> [Exercise objective] Would you pull out every line of the material that contains the string "Style"?

=======

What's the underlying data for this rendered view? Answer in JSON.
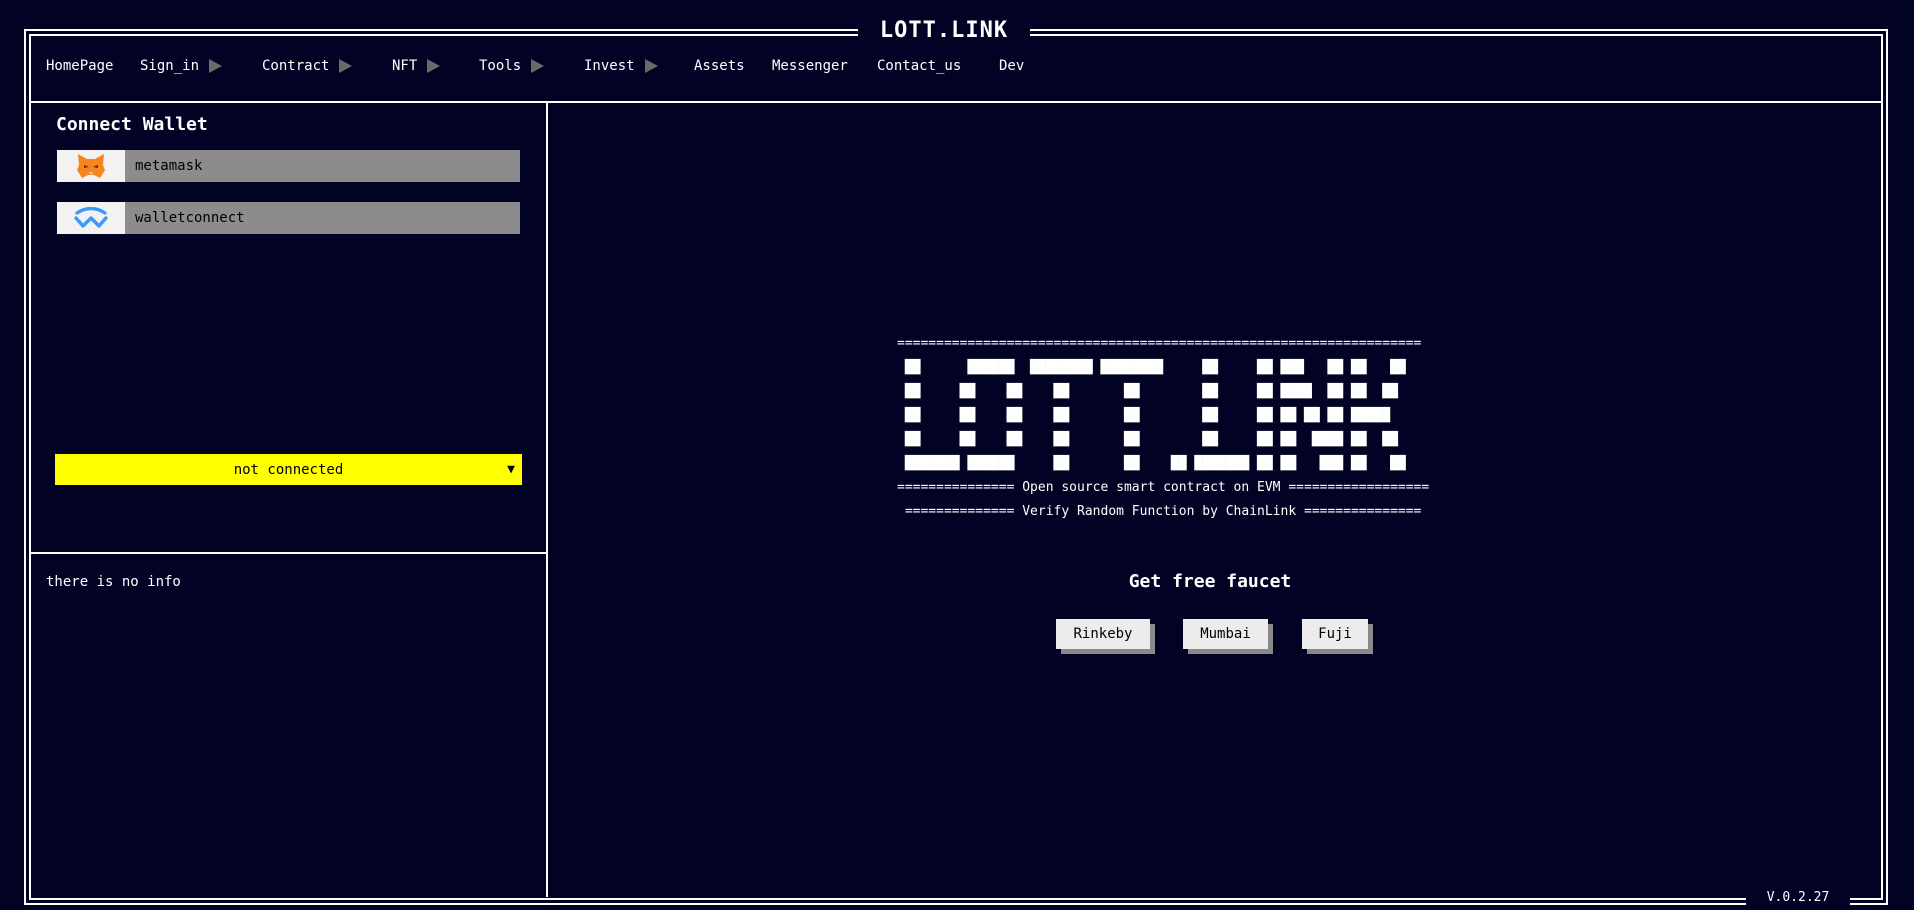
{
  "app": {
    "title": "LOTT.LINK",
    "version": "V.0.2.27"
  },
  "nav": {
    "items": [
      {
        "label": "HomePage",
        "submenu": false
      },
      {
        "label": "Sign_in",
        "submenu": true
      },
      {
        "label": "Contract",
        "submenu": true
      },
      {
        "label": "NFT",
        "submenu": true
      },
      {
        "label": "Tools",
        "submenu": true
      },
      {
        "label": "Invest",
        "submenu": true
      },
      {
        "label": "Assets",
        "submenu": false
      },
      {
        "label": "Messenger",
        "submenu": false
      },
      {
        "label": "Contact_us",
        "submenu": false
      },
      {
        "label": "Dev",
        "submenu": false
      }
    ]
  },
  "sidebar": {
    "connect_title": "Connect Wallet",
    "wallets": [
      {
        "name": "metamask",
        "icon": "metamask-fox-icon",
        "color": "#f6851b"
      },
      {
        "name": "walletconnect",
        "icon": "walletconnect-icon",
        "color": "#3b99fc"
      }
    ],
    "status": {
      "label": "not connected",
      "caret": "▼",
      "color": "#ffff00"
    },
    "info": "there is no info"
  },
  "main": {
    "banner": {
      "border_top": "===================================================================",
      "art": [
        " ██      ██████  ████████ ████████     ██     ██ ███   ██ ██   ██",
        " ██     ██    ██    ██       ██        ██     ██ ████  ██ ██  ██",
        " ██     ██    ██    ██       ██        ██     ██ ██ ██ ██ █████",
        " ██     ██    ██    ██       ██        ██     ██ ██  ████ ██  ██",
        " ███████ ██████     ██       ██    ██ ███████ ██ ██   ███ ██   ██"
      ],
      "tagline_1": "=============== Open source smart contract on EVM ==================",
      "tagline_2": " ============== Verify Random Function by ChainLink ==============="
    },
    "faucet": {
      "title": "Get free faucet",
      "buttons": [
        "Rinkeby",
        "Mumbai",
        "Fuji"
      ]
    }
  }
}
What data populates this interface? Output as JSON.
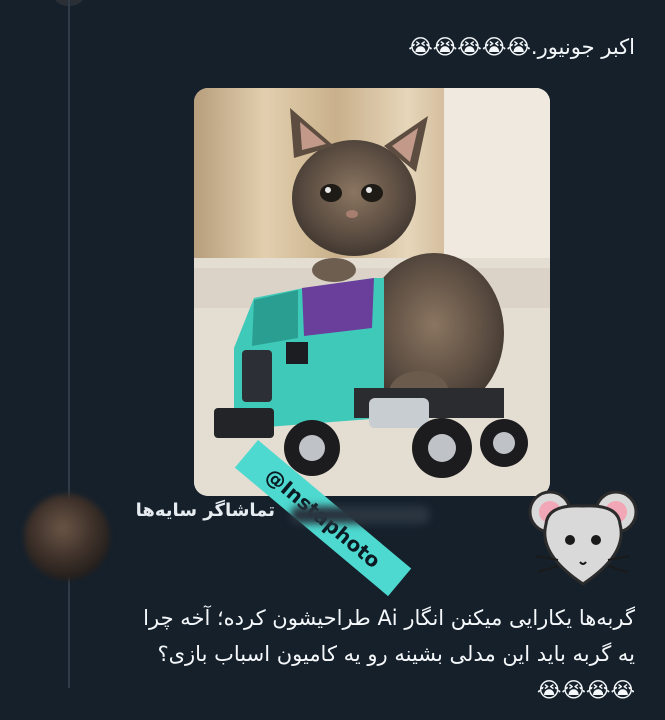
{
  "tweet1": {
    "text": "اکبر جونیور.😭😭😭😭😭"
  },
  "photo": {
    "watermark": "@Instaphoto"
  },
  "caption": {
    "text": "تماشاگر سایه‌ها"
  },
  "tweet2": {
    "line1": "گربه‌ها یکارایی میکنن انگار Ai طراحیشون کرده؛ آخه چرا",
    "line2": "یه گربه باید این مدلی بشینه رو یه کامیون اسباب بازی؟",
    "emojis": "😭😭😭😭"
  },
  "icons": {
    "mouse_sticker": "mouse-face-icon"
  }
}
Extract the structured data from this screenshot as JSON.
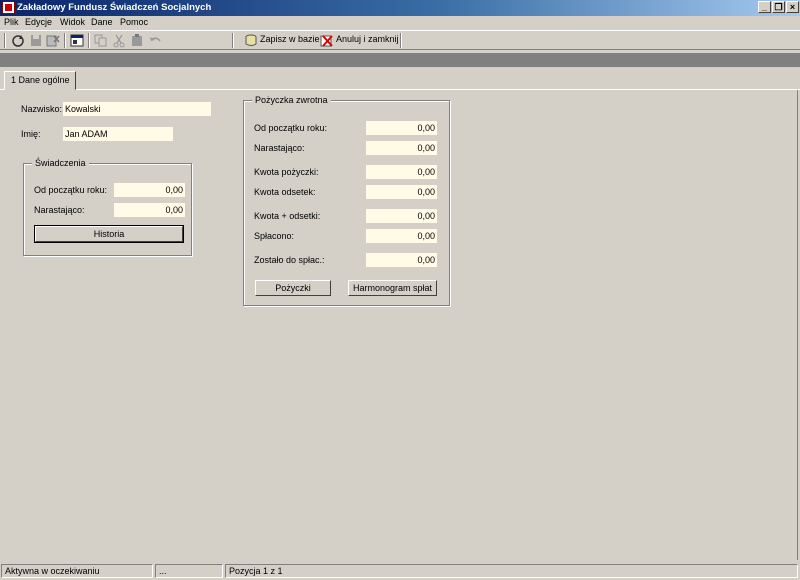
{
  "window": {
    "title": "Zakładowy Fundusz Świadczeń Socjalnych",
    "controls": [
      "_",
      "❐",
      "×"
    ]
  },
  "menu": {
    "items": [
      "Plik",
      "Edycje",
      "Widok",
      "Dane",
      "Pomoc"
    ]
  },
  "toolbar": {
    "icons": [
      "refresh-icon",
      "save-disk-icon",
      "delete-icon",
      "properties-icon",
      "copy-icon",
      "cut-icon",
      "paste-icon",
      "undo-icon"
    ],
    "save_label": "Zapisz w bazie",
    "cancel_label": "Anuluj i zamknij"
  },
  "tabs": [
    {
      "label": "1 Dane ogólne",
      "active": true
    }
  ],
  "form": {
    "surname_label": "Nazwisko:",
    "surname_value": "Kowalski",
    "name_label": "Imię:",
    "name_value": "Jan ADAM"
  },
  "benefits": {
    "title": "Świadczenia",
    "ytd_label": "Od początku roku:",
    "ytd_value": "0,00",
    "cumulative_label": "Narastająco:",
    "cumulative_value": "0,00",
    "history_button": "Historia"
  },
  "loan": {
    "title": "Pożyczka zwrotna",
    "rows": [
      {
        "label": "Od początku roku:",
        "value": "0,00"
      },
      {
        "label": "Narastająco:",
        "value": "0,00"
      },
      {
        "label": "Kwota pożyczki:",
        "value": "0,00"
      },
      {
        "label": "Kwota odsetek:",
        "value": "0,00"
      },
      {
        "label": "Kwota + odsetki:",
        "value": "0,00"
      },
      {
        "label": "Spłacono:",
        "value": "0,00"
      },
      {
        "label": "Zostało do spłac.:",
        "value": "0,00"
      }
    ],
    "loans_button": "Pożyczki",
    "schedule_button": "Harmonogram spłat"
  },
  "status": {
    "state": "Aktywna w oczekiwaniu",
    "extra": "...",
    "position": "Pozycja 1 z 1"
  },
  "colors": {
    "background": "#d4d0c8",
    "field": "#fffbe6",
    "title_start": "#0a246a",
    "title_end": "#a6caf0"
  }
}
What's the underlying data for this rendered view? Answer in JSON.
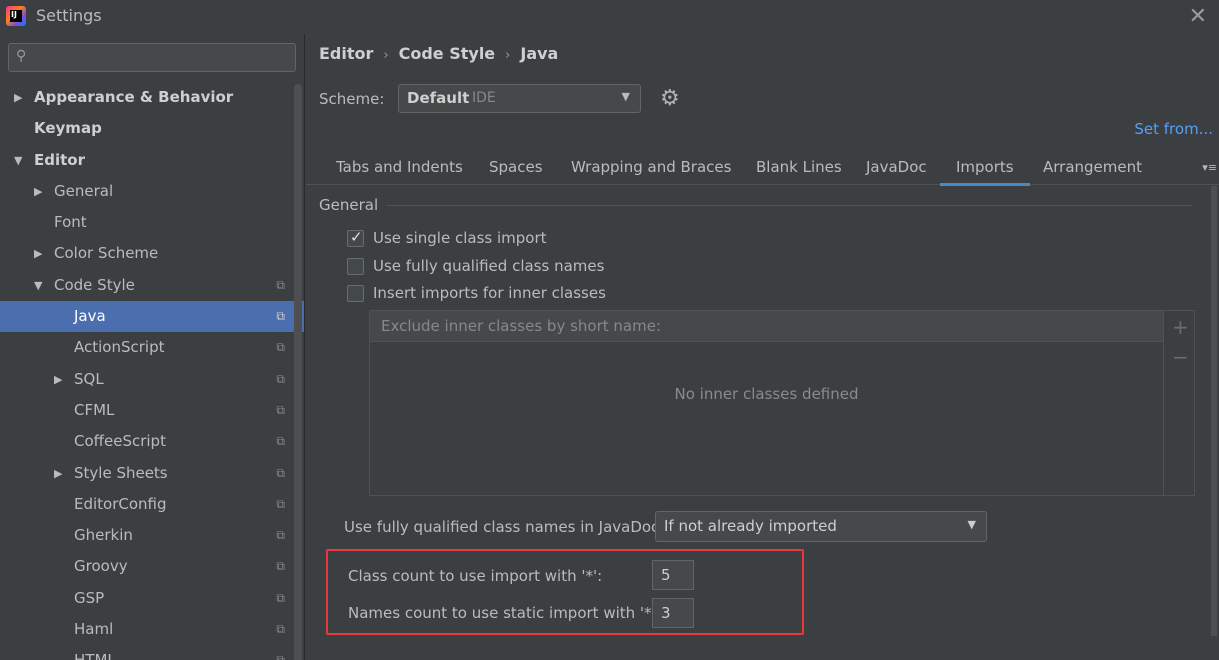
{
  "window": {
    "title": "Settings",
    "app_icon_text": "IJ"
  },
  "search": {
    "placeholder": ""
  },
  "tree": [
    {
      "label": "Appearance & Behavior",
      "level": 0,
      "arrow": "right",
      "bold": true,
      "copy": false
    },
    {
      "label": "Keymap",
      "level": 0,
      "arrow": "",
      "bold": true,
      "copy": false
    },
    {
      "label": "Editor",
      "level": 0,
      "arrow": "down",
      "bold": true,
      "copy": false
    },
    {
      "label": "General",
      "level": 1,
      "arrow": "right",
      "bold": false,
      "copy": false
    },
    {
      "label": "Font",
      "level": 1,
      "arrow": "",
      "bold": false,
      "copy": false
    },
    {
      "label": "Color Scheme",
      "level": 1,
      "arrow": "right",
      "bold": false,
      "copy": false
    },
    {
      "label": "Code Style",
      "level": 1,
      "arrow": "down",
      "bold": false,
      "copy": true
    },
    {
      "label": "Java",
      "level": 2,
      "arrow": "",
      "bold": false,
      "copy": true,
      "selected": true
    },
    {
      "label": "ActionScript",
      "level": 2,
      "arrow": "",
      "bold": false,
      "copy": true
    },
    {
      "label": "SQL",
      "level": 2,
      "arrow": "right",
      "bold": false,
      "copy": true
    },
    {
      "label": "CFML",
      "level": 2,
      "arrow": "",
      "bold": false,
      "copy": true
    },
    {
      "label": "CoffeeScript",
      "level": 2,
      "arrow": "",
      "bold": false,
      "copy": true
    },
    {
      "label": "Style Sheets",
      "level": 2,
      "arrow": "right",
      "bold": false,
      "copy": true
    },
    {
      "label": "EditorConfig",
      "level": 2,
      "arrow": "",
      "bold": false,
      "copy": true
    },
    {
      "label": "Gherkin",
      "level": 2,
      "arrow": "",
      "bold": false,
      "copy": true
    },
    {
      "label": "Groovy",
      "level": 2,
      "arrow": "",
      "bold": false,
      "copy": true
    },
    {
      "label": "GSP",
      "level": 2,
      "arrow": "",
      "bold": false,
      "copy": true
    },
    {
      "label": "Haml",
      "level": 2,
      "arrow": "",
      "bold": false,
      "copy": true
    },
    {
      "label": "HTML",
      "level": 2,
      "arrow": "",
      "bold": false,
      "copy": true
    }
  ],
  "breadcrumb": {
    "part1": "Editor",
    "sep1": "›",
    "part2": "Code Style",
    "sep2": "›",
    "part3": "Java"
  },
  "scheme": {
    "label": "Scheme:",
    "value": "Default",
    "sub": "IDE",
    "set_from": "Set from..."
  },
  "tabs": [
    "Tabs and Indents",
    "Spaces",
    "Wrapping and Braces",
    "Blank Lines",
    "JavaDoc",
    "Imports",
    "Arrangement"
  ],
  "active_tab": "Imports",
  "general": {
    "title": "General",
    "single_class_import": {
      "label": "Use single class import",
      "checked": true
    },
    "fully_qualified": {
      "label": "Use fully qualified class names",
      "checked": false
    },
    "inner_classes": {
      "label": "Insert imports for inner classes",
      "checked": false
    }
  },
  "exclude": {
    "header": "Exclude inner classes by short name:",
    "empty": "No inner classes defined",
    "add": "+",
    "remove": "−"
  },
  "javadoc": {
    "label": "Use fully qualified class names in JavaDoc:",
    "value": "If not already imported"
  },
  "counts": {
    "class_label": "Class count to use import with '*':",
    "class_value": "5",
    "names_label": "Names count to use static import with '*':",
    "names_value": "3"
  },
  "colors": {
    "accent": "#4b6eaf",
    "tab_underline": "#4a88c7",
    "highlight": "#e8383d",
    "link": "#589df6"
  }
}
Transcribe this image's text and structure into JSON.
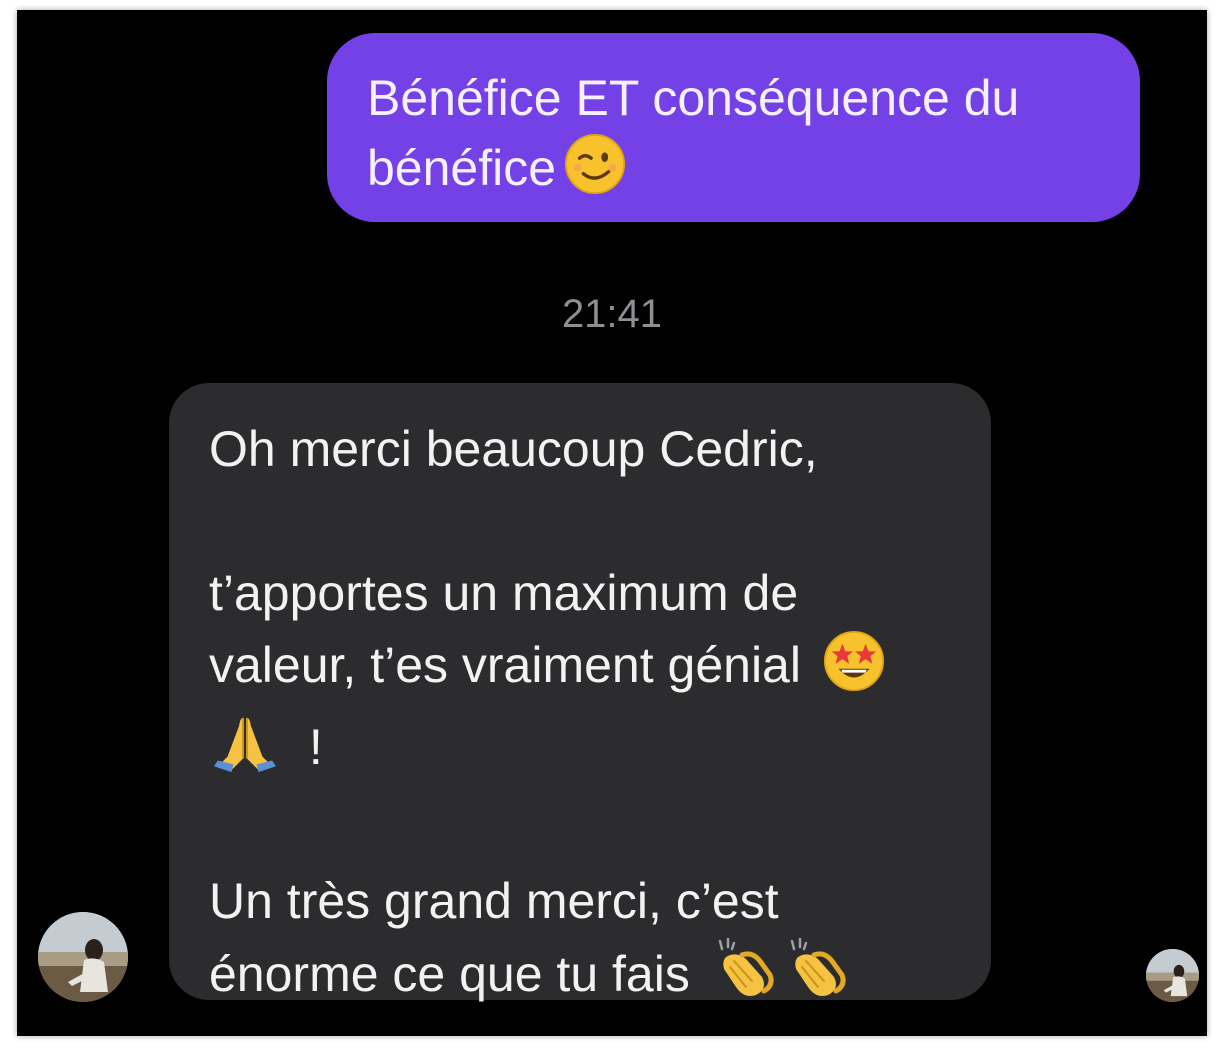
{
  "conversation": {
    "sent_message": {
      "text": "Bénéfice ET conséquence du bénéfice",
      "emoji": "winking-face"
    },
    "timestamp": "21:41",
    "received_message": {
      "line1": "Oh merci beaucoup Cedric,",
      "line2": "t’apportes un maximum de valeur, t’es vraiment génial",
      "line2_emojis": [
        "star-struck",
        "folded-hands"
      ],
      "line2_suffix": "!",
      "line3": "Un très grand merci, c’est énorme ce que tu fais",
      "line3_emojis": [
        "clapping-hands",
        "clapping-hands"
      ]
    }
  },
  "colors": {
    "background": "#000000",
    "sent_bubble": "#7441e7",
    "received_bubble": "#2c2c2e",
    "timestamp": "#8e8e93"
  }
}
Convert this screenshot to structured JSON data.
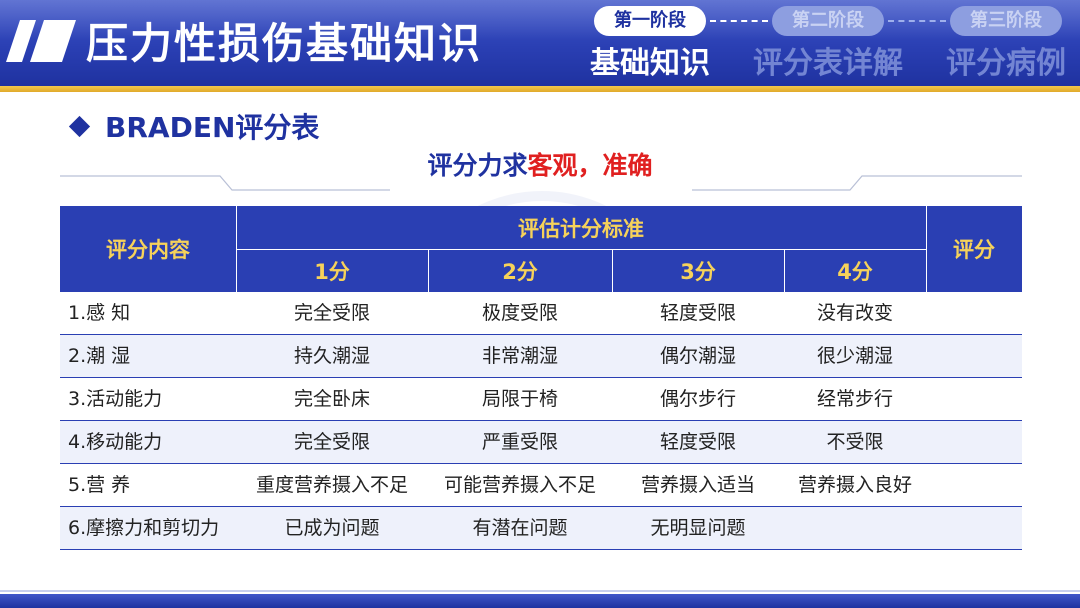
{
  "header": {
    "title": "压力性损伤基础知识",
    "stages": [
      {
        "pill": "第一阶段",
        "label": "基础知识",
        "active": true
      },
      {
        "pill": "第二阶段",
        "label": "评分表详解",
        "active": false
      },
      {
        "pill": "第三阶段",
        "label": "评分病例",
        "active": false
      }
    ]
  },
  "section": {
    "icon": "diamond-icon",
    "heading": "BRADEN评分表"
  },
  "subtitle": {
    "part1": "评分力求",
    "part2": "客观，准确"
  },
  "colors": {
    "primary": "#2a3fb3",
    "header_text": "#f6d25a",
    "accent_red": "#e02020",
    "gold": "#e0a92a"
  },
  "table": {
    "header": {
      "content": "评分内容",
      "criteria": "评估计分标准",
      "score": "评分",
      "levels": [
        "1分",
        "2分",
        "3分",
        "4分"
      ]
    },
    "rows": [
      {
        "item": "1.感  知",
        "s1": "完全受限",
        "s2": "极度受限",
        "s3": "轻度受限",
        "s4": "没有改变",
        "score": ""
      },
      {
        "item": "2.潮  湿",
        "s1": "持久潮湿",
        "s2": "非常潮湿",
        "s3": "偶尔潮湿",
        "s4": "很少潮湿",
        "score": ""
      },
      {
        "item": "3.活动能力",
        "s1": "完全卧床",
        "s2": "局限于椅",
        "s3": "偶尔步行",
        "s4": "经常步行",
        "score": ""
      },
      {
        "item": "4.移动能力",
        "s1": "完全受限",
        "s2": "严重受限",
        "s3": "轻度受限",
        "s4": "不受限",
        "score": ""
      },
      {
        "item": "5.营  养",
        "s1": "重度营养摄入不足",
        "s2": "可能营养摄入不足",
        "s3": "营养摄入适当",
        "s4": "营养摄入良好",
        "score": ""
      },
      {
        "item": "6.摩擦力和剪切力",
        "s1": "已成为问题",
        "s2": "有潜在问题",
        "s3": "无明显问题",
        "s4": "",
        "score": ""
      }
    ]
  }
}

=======

> [Response area]
      "label": "Code Style",
      "label": "Style Sheets",
    "part2": "Code Style",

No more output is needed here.